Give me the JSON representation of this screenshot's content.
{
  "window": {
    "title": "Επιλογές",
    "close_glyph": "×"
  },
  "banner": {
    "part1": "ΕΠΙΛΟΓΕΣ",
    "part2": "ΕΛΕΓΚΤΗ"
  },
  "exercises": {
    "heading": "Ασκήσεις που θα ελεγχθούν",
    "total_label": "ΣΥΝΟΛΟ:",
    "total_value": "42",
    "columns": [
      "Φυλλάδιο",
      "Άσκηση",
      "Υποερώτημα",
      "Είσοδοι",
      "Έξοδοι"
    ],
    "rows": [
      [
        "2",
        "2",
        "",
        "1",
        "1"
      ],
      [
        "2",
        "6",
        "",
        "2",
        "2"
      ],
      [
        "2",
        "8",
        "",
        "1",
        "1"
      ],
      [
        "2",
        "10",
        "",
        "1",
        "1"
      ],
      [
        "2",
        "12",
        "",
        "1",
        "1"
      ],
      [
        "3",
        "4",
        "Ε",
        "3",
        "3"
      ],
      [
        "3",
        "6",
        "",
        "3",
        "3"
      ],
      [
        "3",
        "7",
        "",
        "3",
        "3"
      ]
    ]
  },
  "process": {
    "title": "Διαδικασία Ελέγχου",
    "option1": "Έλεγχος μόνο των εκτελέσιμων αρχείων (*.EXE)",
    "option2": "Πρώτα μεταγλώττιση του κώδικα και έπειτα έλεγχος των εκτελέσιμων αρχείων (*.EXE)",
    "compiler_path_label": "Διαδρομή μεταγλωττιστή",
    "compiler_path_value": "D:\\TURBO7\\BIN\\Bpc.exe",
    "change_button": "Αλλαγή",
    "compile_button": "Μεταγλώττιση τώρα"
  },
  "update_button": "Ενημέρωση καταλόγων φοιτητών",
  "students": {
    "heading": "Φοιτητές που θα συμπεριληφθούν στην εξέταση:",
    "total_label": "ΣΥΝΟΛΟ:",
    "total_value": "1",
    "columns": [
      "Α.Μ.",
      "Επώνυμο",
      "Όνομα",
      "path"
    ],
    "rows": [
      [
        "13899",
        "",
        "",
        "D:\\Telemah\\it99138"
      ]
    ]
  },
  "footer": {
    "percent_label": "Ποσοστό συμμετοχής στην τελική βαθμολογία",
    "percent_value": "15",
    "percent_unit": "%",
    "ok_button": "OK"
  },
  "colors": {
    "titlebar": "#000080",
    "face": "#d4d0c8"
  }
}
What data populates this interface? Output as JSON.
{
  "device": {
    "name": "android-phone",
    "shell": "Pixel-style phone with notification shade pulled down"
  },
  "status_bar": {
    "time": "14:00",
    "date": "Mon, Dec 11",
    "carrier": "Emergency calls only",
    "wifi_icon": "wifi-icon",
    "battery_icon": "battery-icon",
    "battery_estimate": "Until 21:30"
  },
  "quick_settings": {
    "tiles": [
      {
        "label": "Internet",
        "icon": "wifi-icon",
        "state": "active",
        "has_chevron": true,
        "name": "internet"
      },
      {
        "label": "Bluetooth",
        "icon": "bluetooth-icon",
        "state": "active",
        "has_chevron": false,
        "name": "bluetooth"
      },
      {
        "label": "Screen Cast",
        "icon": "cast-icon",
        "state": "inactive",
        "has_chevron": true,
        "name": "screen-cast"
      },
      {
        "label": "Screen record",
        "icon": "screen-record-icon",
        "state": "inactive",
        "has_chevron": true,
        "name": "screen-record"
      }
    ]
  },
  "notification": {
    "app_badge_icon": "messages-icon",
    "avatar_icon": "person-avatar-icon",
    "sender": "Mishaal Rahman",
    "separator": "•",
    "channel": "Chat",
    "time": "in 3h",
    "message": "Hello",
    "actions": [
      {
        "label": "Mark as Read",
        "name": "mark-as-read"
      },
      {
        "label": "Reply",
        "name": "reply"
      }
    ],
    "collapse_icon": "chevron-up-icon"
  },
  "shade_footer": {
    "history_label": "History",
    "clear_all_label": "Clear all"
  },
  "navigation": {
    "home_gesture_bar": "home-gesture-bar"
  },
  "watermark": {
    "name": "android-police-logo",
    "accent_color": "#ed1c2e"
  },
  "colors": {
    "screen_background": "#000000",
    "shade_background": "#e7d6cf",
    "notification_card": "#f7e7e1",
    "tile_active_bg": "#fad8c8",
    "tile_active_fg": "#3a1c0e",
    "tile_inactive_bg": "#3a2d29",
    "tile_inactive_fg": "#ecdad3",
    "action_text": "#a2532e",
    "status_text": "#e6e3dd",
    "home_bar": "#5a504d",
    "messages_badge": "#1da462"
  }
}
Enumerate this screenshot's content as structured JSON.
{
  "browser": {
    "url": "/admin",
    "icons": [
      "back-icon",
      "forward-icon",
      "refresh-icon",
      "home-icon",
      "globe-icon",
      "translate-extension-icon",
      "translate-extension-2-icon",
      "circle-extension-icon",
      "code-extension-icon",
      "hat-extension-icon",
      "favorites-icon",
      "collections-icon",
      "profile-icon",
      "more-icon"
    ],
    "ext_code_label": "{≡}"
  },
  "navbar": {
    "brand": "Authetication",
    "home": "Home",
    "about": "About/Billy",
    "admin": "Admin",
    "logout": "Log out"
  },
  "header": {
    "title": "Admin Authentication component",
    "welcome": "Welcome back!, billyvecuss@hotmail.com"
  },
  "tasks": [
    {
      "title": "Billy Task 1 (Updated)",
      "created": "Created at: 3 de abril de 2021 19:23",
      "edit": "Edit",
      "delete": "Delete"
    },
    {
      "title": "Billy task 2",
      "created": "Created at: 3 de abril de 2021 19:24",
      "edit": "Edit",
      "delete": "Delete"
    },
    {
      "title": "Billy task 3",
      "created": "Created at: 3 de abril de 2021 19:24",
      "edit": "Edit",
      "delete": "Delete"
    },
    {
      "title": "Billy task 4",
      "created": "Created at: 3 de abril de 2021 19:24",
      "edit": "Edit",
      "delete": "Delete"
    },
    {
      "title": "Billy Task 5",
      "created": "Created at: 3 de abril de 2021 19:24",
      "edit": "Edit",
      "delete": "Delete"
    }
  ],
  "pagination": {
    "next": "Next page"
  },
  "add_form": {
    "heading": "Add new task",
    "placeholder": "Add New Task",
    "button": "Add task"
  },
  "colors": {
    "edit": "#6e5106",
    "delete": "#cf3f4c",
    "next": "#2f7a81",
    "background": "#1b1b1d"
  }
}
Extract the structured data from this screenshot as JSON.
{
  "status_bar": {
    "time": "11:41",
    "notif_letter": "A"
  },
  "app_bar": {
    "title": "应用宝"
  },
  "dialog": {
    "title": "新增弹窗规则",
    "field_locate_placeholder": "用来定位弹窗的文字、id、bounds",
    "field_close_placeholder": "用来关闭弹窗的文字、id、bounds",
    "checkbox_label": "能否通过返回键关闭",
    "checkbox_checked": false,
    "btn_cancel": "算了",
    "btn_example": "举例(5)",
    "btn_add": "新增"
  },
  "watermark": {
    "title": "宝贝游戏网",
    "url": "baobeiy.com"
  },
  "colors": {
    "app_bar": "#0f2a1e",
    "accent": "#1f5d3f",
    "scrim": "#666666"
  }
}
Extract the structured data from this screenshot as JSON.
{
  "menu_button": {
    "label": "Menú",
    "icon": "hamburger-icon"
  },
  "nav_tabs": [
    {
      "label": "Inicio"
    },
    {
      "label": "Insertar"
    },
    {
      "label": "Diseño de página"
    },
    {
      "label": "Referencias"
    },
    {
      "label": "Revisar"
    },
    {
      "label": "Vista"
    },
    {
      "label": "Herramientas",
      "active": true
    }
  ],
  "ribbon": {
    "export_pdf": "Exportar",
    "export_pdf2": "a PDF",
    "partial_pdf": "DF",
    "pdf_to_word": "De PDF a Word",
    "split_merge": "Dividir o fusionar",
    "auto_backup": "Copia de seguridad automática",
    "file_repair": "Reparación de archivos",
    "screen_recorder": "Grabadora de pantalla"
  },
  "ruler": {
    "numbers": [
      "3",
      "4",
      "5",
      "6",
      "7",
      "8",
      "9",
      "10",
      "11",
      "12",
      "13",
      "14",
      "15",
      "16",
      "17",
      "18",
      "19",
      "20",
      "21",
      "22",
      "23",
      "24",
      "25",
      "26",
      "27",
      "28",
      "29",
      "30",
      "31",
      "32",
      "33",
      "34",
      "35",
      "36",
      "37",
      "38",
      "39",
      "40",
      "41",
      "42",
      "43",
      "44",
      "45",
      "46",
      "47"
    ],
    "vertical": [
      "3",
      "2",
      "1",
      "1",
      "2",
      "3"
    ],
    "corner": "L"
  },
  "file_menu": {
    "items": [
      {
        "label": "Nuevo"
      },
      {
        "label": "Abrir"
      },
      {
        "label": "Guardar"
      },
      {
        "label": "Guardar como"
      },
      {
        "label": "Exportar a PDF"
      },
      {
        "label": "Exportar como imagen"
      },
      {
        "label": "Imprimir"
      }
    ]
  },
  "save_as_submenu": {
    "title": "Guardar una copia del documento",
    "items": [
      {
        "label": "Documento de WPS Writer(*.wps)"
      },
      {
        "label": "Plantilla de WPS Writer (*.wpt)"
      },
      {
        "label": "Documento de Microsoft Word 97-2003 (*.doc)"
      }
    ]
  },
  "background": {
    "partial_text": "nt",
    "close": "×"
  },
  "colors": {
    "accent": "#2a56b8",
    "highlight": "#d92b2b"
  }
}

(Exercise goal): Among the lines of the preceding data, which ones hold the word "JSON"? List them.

(Answer for the task):
Give me the JSON representation of this screenshot's content.
What data populates this interface? Output as JSON.
Enumerate this screenshot's content as structured JSON.
Extract the structured data from this screenshot as JSON.
Extract the structured data from this screenshot as JSON.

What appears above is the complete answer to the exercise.